- WHAT IS REQUIRED -
Exclude the pictures; give every entry again exactly as written.

- SOURCE MATERIAL -
'''

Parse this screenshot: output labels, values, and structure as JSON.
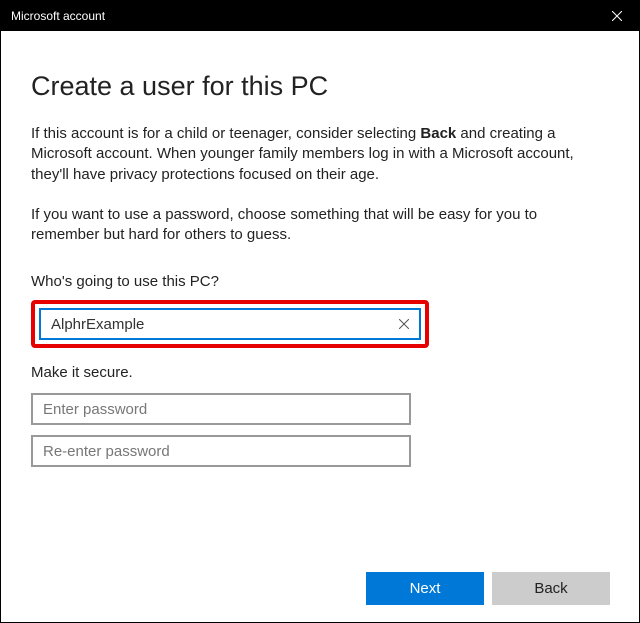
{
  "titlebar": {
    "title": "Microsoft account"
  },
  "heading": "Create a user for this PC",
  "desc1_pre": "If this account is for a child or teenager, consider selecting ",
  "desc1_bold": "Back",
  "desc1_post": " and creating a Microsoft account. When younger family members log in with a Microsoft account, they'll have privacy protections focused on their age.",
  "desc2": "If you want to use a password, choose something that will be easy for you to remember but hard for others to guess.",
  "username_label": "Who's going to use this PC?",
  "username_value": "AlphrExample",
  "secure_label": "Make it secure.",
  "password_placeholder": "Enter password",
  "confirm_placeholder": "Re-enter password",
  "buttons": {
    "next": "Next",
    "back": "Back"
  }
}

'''

- COMPLETED EXERCISE -
Parse this screenshot: output labels, values, and structure as JSON.
{
  "titlebar": {
    "title": "Microsoft account"
  },
  "heading": "Create a user for this PC",
  "desc1_pre": "If this account is for a child or teenager, consider selecting ",
  "desc1_bold": "Back",
  "desc1_post": " and creating a Microsoft account. When younger family members log in with a Microsoft account, they'll have privacy protections focused on their age.",
  "desc2": "If you want to use a password, choose something that will be easy for you to remember but hard for others to guess.",
  "username_label": "Who's going to use this PC?",
  "username_value": "AlphrExample",
  "secure_label": "Make it secure.",
  "password_placeholder": "Enter password",
  "confirm_placeholder": "Re-enter password",
  "buttons": {
    "next": "Next",
    "back": "Back"
  }
}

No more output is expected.